(Page and application data records)
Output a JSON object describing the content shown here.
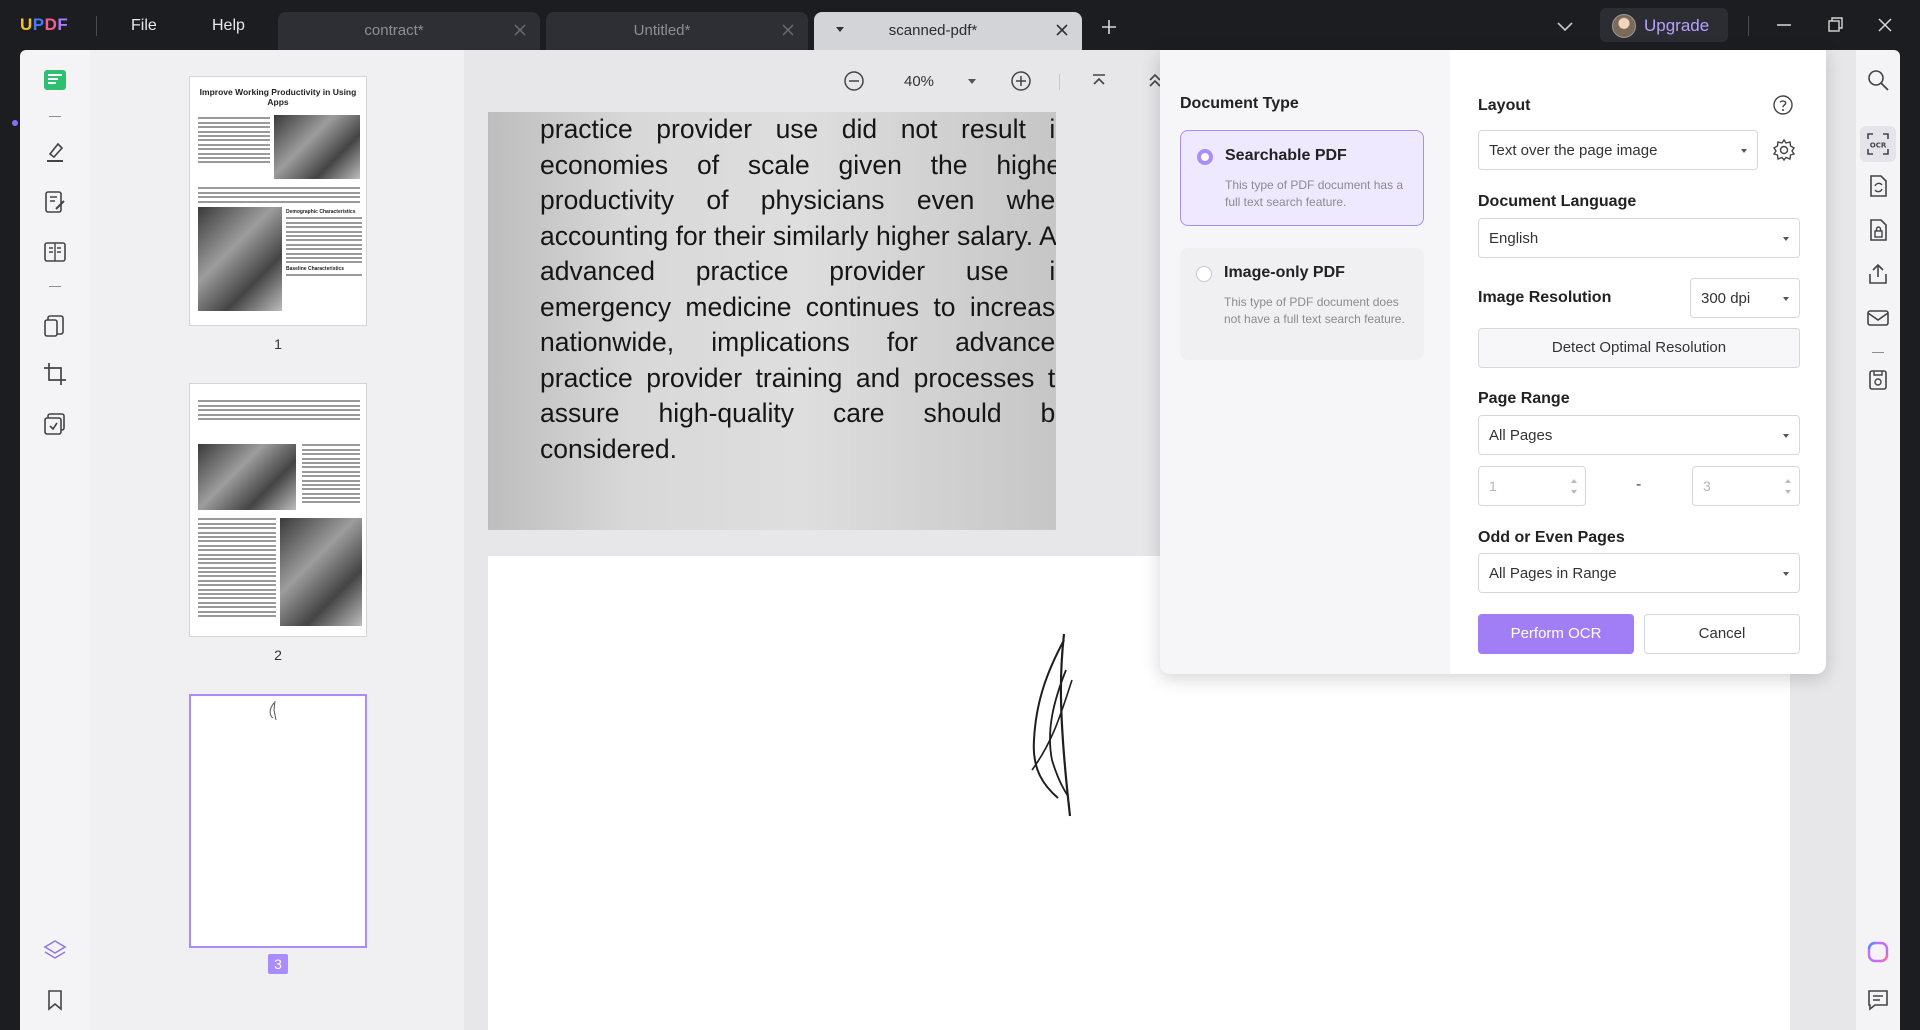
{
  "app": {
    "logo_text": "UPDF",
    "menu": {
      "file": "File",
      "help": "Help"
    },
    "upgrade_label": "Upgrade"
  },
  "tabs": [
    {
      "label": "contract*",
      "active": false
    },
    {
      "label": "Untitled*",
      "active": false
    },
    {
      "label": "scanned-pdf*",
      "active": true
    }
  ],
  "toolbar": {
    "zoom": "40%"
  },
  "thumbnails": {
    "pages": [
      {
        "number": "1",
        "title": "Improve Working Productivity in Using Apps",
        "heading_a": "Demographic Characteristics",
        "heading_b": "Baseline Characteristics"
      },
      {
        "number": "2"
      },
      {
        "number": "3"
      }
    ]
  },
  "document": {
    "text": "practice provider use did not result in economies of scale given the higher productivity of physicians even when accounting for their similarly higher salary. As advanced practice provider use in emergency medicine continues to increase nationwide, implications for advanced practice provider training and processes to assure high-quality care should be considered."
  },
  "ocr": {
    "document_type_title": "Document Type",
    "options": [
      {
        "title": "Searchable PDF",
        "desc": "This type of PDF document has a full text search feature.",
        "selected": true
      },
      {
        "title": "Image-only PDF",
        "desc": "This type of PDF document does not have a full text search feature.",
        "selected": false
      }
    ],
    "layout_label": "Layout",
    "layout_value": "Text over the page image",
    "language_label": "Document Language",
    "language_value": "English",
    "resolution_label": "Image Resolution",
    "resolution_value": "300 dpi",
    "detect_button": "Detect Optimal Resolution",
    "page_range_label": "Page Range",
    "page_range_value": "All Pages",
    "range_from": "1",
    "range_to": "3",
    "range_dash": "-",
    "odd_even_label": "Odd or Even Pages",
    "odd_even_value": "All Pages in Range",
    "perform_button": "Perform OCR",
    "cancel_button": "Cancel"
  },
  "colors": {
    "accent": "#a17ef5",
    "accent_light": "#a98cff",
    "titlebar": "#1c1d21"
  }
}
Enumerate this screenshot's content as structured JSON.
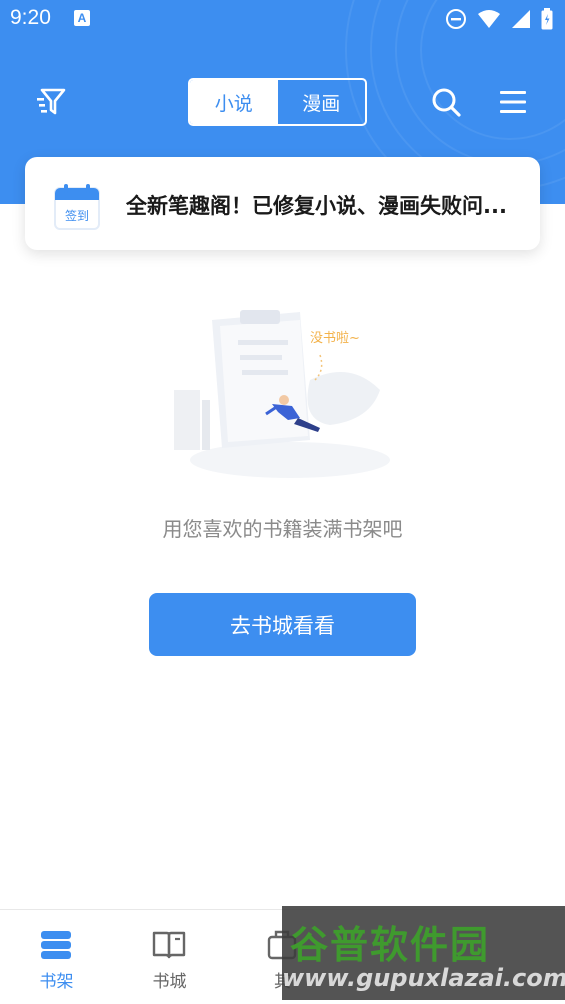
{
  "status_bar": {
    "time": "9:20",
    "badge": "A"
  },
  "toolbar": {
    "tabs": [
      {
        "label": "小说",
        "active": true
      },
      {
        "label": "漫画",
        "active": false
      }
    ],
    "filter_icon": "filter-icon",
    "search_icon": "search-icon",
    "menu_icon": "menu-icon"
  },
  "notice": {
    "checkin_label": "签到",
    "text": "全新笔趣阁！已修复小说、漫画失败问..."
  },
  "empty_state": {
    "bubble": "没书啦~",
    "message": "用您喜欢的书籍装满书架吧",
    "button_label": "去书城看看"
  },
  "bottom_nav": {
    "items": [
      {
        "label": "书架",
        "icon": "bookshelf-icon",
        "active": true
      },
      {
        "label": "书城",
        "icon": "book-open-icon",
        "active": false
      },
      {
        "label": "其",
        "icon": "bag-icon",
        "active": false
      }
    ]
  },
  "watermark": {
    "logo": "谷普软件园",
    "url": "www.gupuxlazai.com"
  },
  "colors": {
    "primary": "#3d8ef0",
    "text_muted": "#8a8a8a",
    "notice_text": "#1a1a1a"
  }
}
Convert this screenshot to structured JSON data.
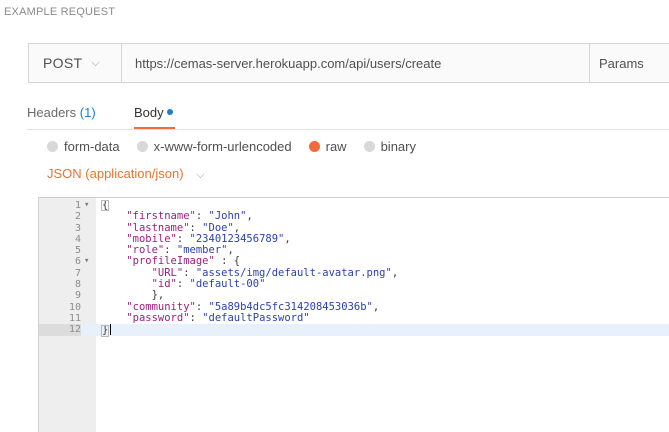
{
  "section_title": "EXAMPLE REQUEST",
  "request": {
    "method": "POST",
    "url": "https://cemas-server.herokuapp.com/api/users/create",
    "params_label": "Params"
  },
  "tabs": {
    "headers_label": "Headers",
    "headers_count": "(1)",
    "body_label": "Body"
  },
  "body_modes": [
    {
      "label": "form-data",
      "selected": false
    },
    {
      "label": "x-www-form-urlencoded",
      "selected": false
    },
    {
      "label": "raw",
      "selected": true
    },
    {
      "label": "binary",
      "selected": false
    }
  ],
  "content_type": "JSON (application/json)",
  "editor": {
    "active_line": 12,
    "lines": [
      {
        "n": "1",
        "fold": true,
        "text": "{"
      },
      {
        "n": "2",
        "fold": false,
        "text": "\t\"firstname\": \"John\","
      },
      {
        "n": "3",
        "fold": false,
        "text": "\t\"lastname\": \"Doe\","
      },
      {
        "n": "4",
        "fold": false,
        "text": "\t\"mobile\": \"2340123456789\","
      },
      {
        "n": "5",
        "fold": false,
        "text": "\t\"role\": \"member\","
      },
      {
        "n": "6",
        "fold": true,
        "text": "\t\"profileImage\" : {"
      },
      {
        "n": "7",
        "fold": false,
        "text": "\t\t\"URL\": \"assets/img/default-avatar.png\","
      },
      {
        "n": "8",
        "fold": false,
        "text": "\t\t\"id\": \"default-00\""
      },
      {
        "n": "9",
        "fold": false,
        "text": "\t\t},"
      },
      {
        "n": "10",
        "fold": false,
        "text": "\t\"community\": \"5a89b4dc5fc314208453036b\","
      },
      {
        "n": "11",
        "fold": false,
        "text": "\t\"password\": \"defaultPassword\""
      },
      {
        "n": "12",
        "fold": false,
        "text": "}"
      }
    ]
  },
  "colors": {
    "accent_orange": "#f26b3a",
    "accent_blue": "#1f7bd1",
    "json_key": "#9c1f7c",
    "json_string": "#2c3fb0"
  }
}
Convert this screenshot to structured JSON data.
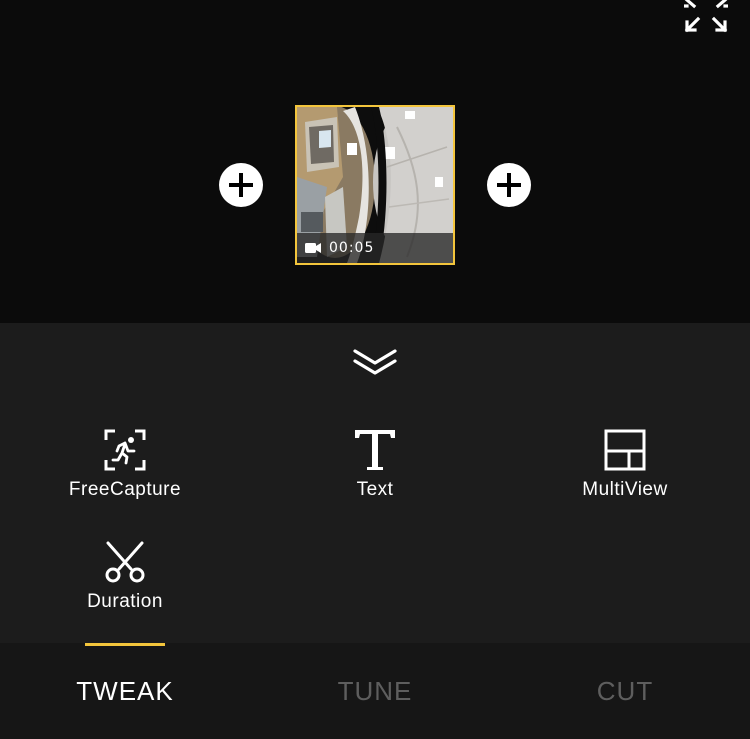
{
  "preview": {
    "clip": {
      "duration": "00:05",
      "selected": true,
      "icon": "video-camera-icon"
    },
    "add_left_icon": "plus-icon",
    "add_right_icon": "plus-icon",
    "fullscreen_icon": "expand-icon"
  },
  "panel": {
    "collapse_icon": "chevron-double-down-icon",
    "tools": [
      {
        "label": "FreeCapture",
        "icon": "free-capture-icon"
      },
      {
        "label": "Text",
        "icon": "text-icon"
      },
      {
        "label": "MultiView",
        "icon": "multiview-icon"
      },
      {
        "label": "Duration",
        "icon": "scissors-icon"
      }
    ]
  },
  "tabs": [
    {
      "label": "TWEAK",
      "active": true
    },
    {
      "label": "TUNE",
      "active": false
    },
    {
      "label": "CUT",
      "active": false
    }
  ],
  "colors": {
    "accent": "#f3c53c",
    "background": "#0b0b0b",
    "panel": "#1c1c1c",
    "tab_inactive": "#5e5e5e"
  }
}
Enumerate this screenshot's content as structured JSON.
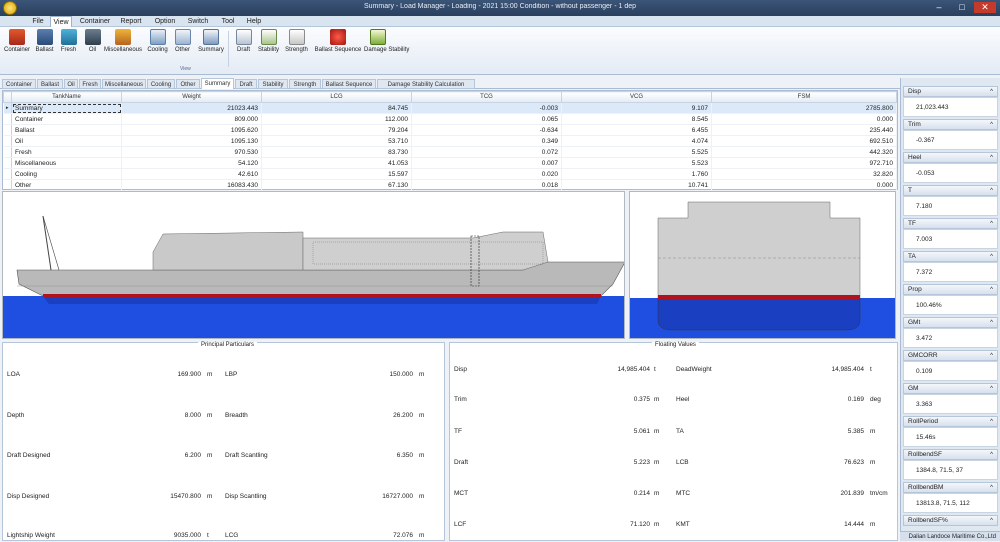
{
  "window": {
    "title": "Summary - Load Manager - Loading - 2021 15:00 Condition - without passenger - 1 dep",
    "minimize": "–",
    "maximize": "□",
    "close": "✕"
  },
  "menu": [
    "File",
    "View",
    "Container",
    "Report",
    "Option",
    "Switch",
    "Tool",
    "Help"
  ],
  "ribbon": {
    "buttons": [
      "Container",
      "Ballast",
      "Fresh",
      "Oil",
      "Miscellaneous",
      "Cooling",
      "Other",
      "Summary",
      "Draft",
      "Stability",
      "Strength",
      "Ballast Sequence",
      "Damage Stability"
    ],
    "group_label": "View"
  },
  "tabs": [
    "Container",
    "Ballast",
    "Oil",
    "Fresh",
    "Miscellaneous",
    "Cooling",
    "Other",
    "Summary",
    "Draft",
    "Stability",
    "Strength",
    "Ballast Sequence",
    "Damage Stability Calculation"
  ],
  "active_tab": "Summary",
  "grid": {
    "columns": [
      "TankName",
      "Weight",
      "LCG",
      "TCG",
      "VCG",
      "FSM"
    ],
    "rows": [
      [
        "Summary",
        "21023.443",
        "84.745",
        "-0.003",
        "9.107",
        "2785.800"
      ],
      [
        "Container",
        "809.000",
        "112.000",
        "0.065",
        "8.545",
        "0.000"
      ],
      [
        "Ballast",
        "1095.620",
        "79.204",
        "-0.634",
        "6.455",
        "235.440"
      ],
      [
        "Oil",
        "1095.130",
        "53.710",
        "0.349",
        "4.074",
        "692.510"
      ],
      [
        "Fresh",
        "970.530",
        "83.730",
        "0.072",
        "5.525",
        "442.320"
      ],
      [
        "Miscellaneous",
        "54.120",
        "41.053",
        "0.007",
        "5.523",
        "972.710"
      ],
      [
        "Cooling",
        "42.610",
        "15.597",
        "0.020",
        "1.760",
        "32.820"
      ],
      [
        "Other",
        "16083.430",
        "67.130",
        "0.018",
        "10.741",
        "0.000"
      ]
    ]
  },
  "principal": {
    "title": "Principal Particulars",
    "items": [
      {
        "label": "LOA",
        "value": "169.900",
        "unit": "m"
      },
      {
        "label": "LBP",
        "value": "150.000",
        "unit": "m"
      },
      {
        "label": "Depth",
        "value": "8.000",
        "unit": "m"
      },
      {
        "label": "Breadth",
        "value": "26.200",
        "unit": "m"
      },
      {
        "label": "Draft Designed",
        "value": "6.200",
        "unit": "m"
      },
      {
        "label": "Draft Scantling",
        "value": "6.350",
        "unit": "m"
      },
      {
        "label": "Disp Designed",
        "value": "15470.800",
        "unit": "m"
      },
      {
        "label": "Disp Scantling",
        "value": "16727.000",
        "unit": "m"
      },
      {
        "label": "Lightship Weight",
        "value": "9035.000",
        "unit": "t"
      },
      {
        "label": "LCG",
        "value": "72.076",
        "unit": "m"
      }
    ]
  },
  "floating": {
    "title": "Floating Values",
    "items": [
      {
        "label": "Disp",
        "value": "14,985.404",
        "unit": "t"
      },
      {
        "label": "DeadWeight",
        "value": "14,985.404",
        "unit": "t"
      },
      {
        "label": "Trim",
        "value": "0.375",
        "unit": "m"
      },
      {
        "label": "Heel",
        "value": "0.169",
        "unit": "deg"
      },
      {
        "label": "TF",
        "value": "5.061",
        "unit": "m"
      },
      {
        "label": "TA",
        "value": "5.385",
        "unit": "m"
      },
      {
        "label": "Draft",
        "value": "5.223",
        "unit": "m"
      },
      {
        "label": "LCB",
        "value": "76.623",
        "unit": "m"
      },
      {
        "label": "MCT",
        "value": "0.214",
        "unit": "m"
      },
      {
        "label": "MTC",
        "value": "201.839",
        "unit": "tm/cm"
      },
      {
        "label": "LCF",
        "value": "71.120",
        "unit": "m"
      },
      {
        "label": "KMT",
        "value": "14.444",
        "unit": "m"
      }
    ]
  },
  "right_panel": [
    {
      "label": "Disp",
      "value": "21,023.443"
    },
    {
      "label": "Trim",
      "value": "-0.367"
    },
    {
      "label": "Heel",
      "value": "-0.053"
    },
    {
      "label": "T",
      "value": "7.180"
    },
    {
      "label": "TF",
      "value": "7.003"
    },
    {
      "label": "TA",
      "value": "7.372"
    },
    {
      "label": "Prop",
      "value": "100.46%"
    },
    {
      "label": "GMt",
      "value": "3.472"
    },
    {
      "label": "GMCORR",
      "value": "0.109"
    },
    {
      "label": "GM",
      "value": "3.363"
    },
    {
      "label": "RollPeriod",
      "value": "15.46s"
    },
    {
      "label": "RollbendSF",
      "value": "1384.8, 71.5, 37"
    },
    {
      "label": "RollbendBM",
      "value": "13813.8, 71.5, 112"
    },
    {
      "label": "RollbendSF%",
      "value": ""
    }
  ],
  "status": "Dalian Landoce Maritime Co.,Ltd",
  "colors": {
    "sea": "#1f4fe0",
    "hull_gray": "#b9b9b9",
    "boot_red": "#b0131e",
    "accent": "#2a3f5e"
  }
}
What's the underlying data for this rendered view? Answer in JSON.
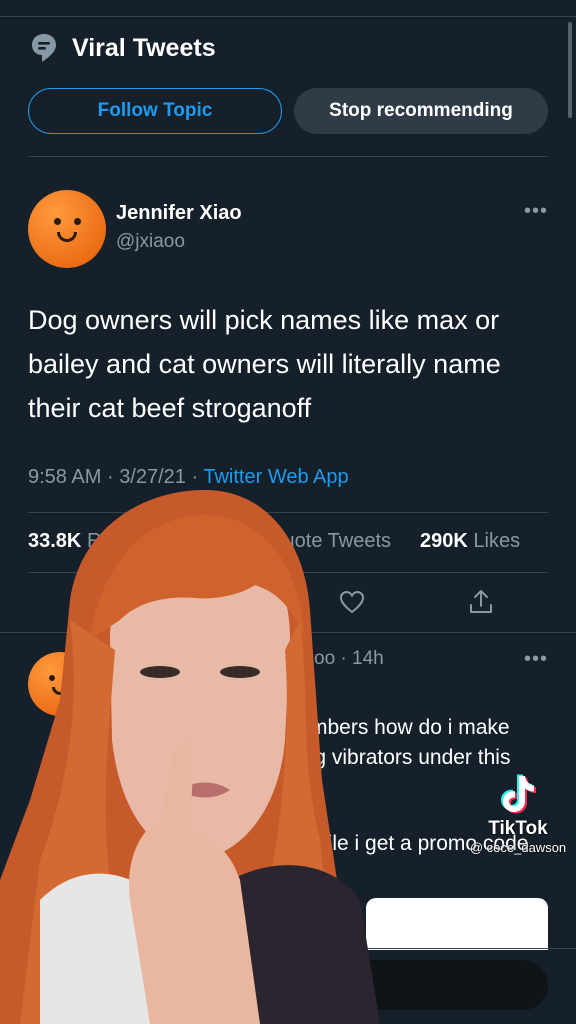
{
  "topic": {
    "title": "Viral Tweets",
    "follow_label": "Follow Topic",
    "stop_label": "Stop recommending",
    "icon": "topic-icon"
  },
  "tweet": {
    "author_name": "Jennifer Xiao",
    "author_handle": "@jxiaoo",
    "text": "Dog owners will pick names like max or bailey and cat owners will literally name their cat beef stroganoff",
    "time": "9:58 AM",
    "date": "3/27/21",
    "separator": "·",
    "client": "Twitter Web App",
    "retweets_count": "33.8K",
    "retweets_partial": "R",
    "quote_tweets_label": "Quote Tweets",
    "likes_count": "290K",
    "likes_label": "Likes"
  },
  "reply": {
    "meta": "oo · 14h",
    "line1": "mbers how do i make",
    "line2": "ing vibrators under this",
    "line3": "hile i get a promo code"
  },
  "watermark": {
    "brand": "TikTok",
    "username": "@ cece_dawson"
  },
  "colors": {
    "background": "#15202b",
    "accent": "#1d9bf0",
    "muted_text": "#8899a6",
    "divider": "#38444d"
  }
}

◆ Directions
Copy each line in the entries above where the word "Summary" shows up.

◆ Task output
    "title": "Summary - Load Manager - Loading - 2021 15:00 Condition - without passenger - 1 dep",
      "Summary",
    "Summary",
  "active_tab": "Summary",
        "Summary",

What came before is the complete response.